    • 90 Matthew Gilbert
    This knockout adaptation of the Lorraine Hansberry play is a model of both the pure power of stage acting and TV’s potential to bring us up close to that acting without deadening it.
    • 82 Metascore
    • 70 Matthew Gilbert
    Little Dorrit has so many virtues--indelible performances, stirring pathos, and an emotional and psychological heft unusual for Dickens--that you can forgive its one significant flaw.
    • 44 Metascore
    • 30 Matthew Gilbert
    " 'Til Death Do Us Part"... almost contains enough comically clumsy filming and overacting to achieve camp. Almost, but not quite enough, even with Waters doing his twisted Rod Serling bit.
    • 81 Metascore
    • 90 Matthew Gilbert
    'Extras" is far less terminally existential than ''The Office," less depressing to watch.
    • 81 Metascore
    • 80 Matthew Gilbert
    All the details have color, and so do the characters, right down to Sam's guilt-ridden parents, with whom he still lives. And there are fleeting hints of drama in the scenario that will surely gain momentum and weight.
    • 81 Metascore
    • 80 Matthew Gilbert
    Based on the pilot, [the] mystery promises to be surprising, psychological, and addictive.
    • 81 Metascore
    • 90 Matthew Gilbert
    With season two, the drama has fully come to life, with moments of savagery, hypocrisy, and bittersweet loyalty that make it a must-see show.
    • 81 Metascore
    • 70 Matthew Gilbert
    On occasion, McKinnon--perhaps in his appreciation of the actor--lingers too long on Young, as if we’re not already completely aware that he is dazed and confused. It unintentionally undermines Young’s performance. But for the most part, in Young’s Daniel we can clearly see what it means to mystified by freedom, to be on the outside and yet shackled on the inside.
    • 81 Metascore
    • 80 Matthew Gilbert
    It's a nicely assembled, topical film that gives us both a sweeping view of gay rights across almost 30 years, as well as an intimate look at an extraordinary person swept up in those times.
    • 62 Metascore
    • 60 Matthew Gilbert
    It won't insult your intelligence, and it has a completely likable lead actor in Kyle Bornheimer; but Worst Week is nevertheless completely predictable and unambitious.

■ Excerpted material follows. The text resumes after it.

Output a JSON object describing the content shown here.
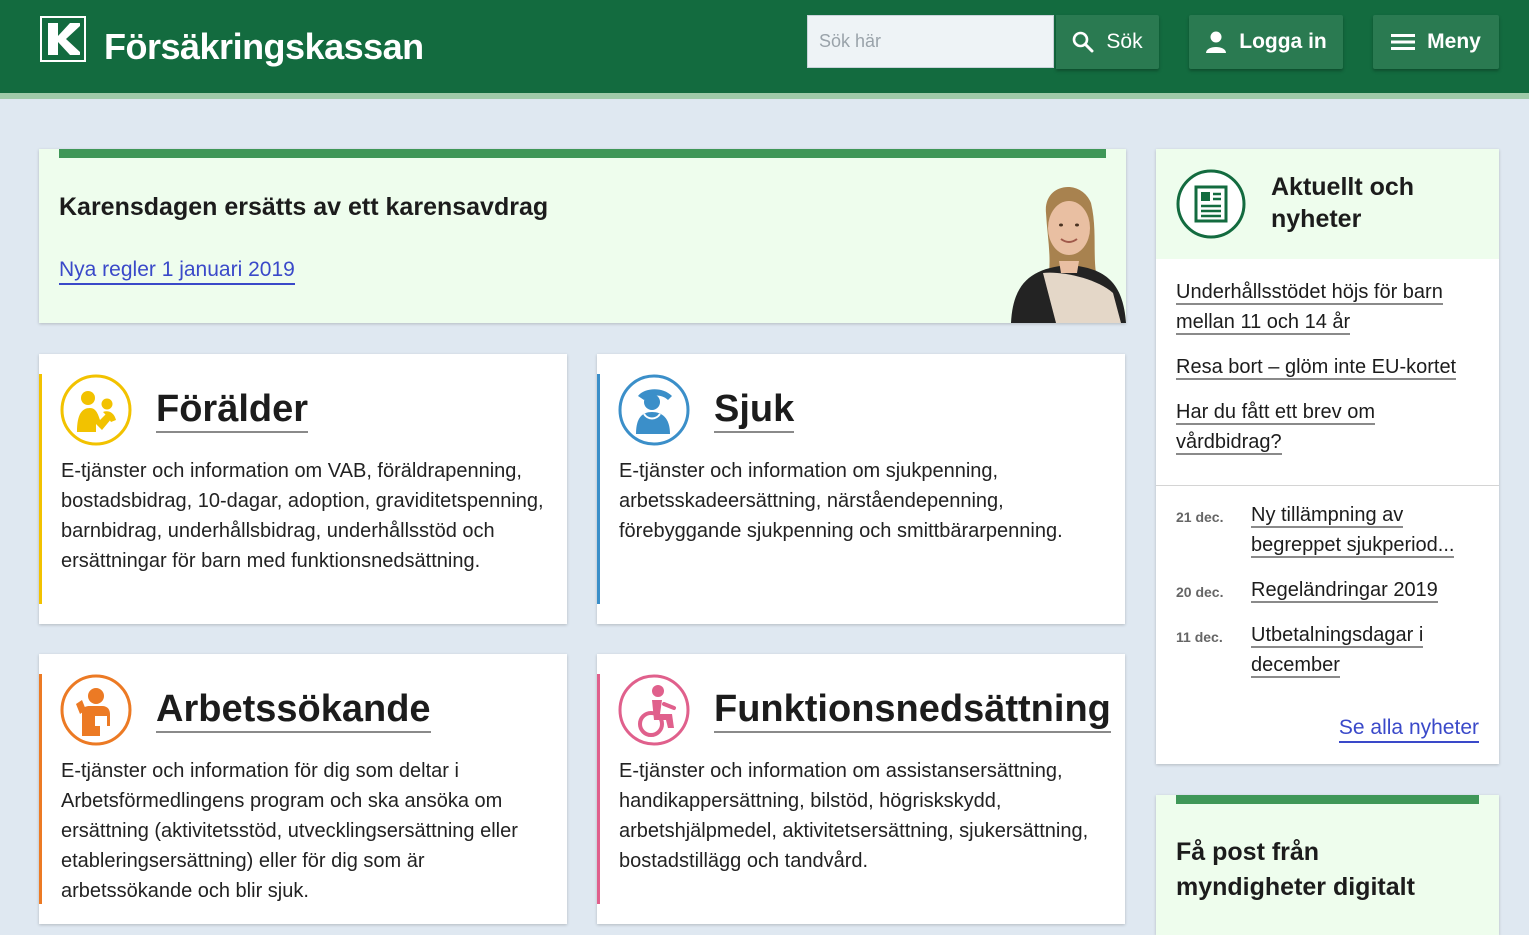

    • 81 Metascore
    • 80 Matthew Gilbert
    But the real question is: Will Dharma & Greg be able to expand its central, single joke into an entire series? An entertaining premiere, yes, but there may be a finite number of laughs to be had over those wacky hippies and the cold-hearted WASPs. [24 Sept 1997, p.C6]
    • 81 Metascore
    • 80 Matthew Gilbert
    It offers amusement and a tad of suspense, but little to ponder over the long run.
    • 81 Metascore
    • 90 Matthew Gilbert
    It's an extraordinarily appealing series, one that's so much more than its easy label as a teen private-eye series. [22 Sept 2004, p.D12]
    • 68 Metascore
    • 40 Matthew Gilbert
    It's subject matter that speaks to the train-wreck spectator in all of us, and designing a weekly show around it is a little uneasy-making. It's dangerously close to "reality" programming. That said, Special Victims Unit is an uneven hour that could improve with some aggressive fine tuning.
    • 81 Metascore
    • 70 Matthew Gilbert
    The cinematography is beautiful, and there seems to be nowhere around the Big Apple's tents and trailers that the camera won't go. There's just not much in the way of drama here.